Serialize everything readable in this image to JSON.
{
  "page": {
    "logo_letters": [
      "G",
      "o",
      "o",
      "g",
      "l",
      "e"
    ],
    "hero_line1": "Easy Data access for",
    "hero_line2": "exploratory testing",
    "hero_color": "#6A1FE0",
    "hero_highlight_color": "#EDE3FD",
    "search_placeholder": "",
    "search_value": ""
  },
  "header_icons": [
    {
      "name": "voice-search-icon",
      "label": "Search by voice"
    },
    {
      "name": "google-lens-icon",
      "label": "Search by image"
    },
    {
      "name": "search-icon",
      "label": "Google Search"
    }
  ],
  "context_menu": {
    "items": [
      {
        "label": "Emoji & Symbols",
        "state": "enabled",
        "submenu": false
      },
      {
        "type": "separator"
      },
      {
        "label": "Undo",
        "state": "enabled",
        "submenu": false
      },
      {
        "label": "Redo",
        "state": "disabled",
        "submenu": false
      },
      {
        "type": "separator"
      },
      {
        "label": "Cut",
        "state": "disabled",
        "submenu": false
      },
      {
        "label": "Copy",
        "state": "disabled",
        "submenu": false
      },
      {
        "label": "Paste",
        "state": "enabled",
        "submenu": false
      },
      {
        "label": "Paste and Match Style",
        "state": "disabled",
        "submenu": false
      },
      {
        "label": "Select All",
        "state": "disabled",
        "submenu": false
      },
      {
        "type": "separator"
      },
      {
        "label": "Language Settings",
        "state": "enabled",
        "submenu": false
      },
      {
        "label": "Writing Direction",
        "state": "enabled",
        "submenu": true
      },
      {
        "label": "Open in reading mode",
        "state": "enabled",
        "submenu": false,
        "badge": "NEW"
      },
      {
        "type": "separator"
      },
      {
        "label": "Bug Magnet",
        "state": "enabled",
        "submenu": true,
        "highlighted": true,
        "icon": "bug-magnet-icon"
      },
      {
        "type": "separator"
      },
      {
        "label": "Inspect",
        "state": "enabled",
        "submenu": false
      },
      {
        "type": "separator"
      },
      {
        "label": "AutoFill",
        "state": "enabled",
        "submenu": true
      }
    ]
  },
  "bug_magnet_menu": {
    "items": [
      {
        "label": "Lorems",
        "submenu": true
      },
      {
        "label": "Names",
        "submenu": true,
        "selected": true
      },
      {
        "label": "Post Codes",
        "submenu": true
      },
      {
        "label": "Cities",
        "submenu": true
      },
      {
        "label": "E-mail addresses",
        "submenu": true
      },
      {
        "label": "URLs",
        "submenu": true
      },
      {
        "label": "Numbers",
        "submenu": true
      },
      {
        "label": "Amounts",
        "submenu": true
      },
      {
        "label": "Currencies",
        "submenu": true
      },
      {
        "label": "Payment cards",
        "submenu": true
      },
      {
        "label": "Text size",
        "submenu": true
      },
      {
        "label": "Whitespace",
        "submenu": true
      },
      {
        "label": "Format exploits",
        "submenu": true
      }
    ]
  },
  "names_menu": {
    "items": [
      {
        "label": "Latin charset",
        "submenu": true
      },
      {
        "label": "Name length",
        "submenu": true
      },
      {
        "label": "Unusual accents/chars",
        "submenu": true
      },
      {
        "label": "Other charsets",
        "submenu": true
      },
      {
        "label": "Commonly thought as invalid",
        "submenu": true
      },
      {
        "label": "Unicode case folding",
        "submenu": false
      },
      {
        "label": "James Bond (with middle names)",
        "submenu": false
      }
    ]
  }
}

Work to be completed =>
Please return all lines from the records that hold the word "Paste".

Answer area =>
        "label": "Paste",
        "label": "Paste and Match Style",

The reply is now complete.